*ACTIVITY*.
Scan the following material for the string "Photoshop" and copy each line in which it appears.

*MATERIAL TO PROCESS*.
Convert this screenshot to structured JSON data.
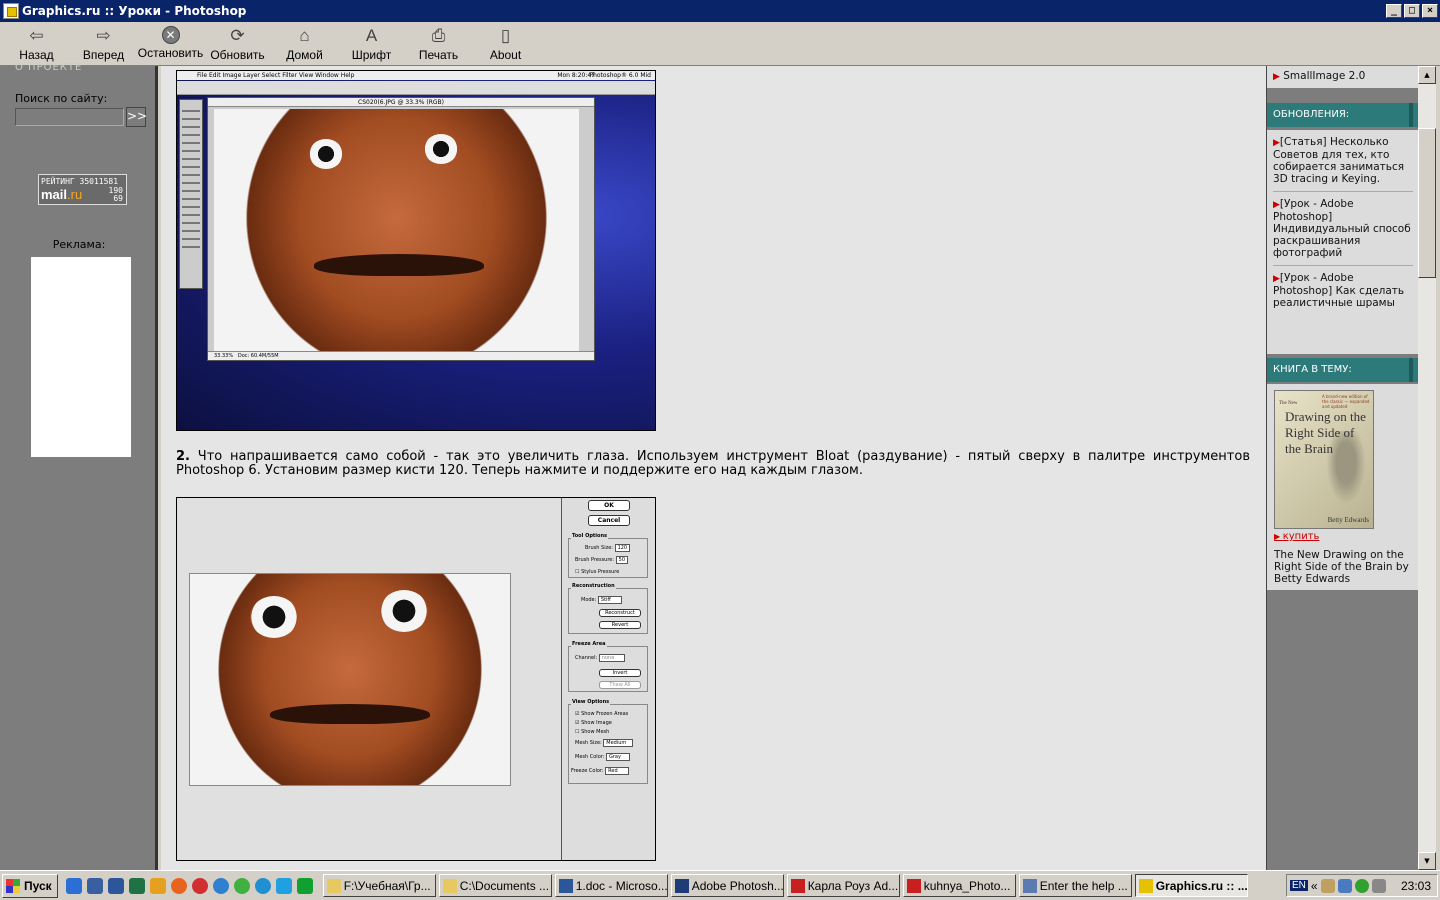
{
  "window": {
    "title": "Graphics.ru :: Уроки - Photoshop",
    "min": "_",
    "max": "□",
    "close": "×"
  },
  "toolbar": {
    "back": "Назад",
    "forward": "Вперед",
    "stop": "Остановить",
    "refresh": "Обновить",
    "home": "Домой",
    "font": "Шрифт",
    "print": "Печать",
    "about": "About"
  },
  "left": {
    "cut_text": "О ПРОЕКТЕ",
    "search_label": "Поиск по сайту:",
    "search_go": ">>",
    "rating_line1": "РЕЙТИНГ 35011581",
    "rating_mail": "mail",
    "rating_ru": ".ru",
    "rating_n1": "190",
    "rating_n2": "69",
    "ad_label": "Реклама:"
  },
  "content": {
    "shot1_menu": "File  Edit  Image  Layer  Select  Filter  View  Window  Help",
    "shot1_clock": "Mon 8:20:47",
    "shot1_app": "Photoshop® 6.0 Mid",
    "shot1_doc": "CS020(6.JPG @ 33.3% (RGB)",
    "shot1_zoom": "33.33%",
    "shot1_size": "Doc: 60.4M/55M",
    "step_num": "2.",
    "step_text": " Что напрашивается само собой - так это увеличить глаза. Используем инструмент Bloat (раздувание) - пятый сверху в палитре инструментов Photoshop 6. Установим размер кисти 120. Теперь нажмите и поддержите его над каждым глазом.",
    "liq_ok": "OK",
    "liq_cancel": "Cancel",
    "liq_tool_options": "Tool Options",
    "liq_brush_size": "Brush Size:",
    "liq_brush_size_val": "120",
    "liq_brush_pressure": "Brush Pressure:",
    "liq_brush_pressure_val": "50",
    "liq_stylus": "Stylus Pressure",
    "liq_reconstruction": "Reconstruction",
    "liq_mode": "Mode:",
    "liq_mode_val": "Stiff",
    "liq_reconstruct": "Reconstruct",
    "liq_revert": "Revert",
    "liq_freeze_area": "Freeze Area",
    "liq_channel": "Channel:",
    "liq_channel_val": "none",
    "liq_invert": "Invert",
    "liq_thaw_all": "Thaw All",
    "liq_view_options": "View Options",
    "liq_show_frozen": "Show Frozen Areas",
    "liq_show_image": "Show Image",
    "liq_show_mesh": "Show Mesh",
    "liq_mesh_size": "Mesh Size:",
    "liq_mesh_size_val": "Medium",
    "liq_mesh_color": "Mesh Color:",
    "liq_mesh_color_val": "Gray",
    "liq_freeze_color": "Freeze Color:",
    "liq_freeze_color_val": "Red"
  },
  "right": {
    "top_item": "SmallImage 2.0",
    "updates_head": "ОБНОВЛЕНИЯ:",
    "updates": [
      "[Статья] Несколько Советов для тех, кто собирается заниматься 3D tracing и Keying.",
      "[Урок - Adobe Photoshop] Индивидуальный способ раскрашивания фотографий",
      "[Урок - Adobe Photoshop] Как сделать реалистичные шрамы"
    ],
    "book_head": "КНИГА В ТЕМУ:",
    "book_cover_the": "The New",
    "book_cover_title": "Drawing on the Right Side of the Brain",
    "book_cover_sub": "A brand-new edition of the classic — expanded and updated",
    "book_cover_author": "Betty Edwards",
    "buy": "купить",
    "book_title": "The New Drawing on the Right Side of the Brain by Betty Edwards"
  },
  "scroll": {
    "up": "▲",
    "down": "▼"
  },
  "taskbar": {
    "start": "Пуск",
    "tasks": [
      "F:\\Учебная\\Гр...",
      "C:\\Documents ...",
      "1.doc - Microso...",
      "Adobe Photosh...",
      "Карла Роуз Ad...",
      "kuhnya_Photo...",
      "Enter the help ...",
      "Graphics.ru :: ..."
    ],
    "lang": "EN",
    "chev": "«",
    "clock": "23:03"
  },
  "colors": {
    "panel_gray": "#7d7d7d",
    "teal_header": "#2c7a7a",
    "content_bg": "#e5e5e5",
    "link_red": "#cc0000"
  }
}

*ANSWER BOX*.
    "title": "Graphics.ru :: Уроки - Photoshop",
    "shot1_app": "Photoshop® 6.0 Mid",
    "step_text": " Что напрашивается само собой - так это увеличить глаза. Используем инструмент Bloat (раздувание) - пятый сверху в палитре инструментов Photoshop 6. Установим размер кисти 120. Теперь нажмите и поддержите его над каждым глазом.",
      "[Урок - Adobe Photoshop] Индивидуальный способ раскрашивания фотографий",
      "[Урок - Adobe Photoshop] Как сделать реалистичные шрамы"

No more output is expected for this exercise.